> Exercise directions: Write out the full listing exactly as it appears below.
** Records supplied follows **
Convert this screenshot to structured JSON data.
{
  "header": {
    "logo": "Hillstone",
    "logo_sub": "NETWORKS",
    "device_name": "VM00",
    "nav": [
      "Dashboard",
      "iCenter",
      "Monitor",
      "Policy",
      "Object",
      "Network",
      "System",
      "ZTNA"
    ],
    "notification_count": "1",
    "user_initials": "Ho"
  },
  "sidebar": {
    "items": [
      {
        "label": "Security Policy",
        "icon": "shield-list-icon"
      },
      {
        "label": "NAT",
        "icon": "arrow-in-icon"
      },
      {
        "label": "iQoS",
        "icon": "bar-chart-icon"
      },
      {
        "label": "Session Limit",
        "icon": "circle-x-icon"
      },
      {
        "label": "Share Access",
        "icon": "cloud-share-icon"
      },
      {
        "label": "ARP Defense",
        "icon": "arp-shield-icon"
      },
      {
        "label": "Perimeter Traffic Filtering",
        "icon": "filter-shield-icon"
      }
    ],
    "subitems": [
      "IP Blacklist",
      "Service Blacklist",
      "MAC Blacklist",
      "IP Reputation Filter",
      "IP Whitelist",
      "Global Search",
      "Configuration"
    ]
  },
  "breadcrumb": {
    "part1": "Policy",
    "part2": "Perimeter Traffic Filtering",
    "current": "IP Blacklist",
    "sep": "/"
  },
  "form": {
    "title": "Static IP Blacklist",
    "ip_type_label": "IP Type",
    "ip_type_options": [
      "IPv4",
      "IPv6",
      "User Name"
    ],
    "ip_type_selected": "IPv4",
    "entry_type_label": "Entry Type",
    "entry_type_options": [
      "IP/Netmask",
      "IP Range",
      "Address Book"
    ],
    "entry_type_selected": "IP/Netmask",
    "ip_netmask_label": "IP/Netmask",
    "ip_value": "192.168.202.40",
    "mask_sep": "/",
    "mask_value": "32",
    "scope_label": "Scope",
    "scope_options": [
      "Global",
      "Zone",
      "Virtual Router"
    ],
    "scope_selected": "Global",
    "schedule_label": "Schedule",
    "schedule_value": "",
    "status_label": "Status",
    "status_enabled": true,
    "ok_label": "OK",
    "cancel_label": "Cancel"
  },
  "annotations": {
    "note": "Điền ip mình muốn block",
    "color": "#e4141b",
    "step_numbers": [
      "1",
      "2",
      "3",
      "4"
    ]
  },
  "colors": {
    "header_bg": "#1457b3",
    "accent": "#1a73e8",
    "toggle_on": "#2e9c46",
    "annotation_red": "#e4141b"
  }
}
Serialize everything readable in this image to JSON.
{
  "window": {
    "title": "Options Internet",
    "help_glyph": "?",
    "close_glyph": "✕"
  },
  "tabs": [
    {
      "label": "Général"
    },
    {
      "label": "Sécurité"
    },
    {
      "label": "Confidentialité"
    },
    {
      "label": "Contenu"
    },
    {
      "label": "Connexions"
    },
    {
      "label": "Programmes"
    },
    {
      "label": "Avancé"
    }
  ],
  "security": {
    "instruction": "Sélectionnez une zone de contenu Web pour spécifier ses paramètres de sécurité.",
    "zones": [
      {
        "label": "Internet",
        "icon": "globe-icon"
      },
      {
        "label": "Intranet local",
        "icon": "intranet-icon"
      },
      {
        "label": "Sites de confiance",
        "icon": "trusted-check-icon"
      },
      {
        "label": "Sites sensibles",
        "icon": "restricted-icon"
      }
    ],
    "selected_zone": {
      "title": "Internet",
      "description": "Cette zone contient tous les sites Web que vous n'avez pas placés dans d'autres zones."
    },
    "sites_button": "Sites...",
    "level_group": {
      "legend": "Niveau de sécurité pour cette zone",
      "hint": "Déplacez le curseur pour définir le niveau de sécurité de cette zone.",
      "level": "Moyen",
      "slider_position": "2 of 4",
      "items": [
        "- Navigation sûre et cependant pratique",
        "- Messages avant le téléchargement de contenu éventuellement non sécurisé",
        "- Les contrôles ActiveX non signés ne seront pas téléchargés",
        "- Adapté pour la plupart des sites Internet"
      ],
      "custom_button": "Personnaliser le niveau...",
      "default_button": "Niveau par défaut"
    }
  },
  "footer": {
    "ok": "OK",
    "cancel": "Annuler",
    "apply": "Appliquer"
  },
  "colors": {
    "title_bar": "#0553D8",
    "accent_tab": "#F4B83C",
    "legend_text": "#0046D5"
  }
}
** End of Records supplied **
> Completed exercise:
Convert this screenshot to structured JSON data.
{
  "header": {
    "logo": "Hillstone",
    "logo_sub": "NETWORKS",
    "device_name": "VM00",
    "nav": [
      "Dashboard",
      "iCenter",
      "Monitor",
      "Policy",
      "Object",
      "Network",
      "System",
      "ZTNA"
    ],
    "notification_count": "1",
    "user_initials": "Ho"
  },
  "sidebar": {
    "items": [
      {
        "label": "Security Policy",
        "icon": "shield-list-icon"
      },
      {
        "label": "NAT",
        "icon": "arrow-in-icon"
      },
      {
        "label": "iQoS",
        "icon": "bar-chart-icon"
      },
      {
        "label": "Session Limit",
        "icon": "circle-x-icon"
      },
      {
        "label": "Share Access",
        "icon": "cloud-share-icon"
      },
      {
        "label": "ARP Defense",
        "icon": "arp-shield-icon"
      },
      {
        "label": "Perimeter Traffic Filtering",
        "icon": "filter-shield-icon"
      }
    ],
    "subitems": [
      "IP Blacklist",
      "Service Blacklist",
      "MAC Blacklist",
      "IP Reputation Filter",
      "IP Whitelist",
      "Global Search",
      "Configuration"
    ]
  },
  "breadcrumb": {
    "part1": "Policy",
    "part2": "Perimeter Traffic Filtering",
    "current": "IP Blacklist",
    "sep": "/"
  },
  "form": {
    "title": "Static IP Blacklist",
    "ip_type_label": "IP Type",
    "ip_type_options": [
      "IPv4",
      "IPv6",
      "User Name"
    ],
    "ip_type_selected": "IPv4",
    "entry_type_label": "Entry Type",
    "entry_type_options": [
      "IP/Netmask",
      "IP Range",
      "Address Book"
    ],
    "entry_type_selected": "IP/Netmask",
    "ip_netmask_label": "IP/Netmask",
    "ip_value": "192.168.202.40",
    "mask_sep": "/",
    "mask_value": "32",
    "scope_label": "Scope",
    "scope_options": [
      "Global",
      "Zone",
      "Virtual Router"
    ],
    "scope_selected": "Global",
    "schedule_label": "Schedule",
    "schedule_value": "",
    "status_label": "Status",
    "status_enabled": true,
    "ok_label": "OK",
    "cancel_label": "Cancel"
  },
  "annotations": {
    "note": "Điền ip mình muốn block",
    "color": "#e4141b",
    "step_numbers": [
      "1",
      "2",
      "3",
      "4"
    ]
  },
  "colors": {
    "header_bg": "#1457b3",
    "accent": "#1a73e8",
    "toggle_on": "#2e9c46",
    "annotation_red": "#e4141b"
  }
}
Serialize everything readable in this image to JSON.
{
  "window": {
    "title": "Options Internet",
    "help_glyph": "?",
    "close_glyph": "✕"
  },
  "tabs": [
    {
      "label": "Général"
    },
    {
      "label": "Sécurité"
    },
    {
      "label": "Confidentialité"
    },
    {
      "label": "Contenu"
    },
    {
      "label": "Connexions"
    },
    {
      "label": "Programmes"
    },
    {
      "label": "Avancé"
    }
  ],
  "security": {
    "instruction": "Sélectionnez une zone de contenu Web pour spécifier ses paramètres de sécurité.",
    "zones": [
      {
        "label": "Internet",
        "icon": "globe-icon"
      },
      {
        "label": "Intranet local",
        "icon": "intranet-icon"
      },
      {
        "label": "Sites de confiance",
        "icon": "trusted-check-icon"
      },
      {
        "label": "Sites sensibles",
        "icon": "restricted-icon"
      }
    ],
    "selected_zone": {
      "title": "Internet",
      "description": "Cette zone contient tous les sites Web que vous n'avez pas placés dans d'autres zones."
    },
    "sites_button": "Sites...",
    "level_group": {
      "legend": "Niveau de sécurité pour cette zone",
      "hint": "Déplacez le curseur pour définir le niveau de sécurité de cette zone.",
      "level": "Moyen",
      "slider_position": "2 of 4",
      "items": [
        "- Navigation sûre et cependant pratique",
        "- Messages avant le téléchargement de contenu éventuellement non sécurisé",
        "- Les contrôles ActiveX non signés ne seront pas téléchargés",
        "- Adapté pour la plupart des sites Internet"
      ],
      "custom_button": "Personnaliser le niveau...",
      "default_button": "Niveau par défaut"
    }
  },
  "footer": {
    "ok": "OK",
    "cancel": "Annuler",
    "apply": "Appliquer"
  },
  "colors": {
    "title_bar": "#0553D8",
    "accent_tab": "#F4B83C",
    "legend_text": "#0046D5"
  }
}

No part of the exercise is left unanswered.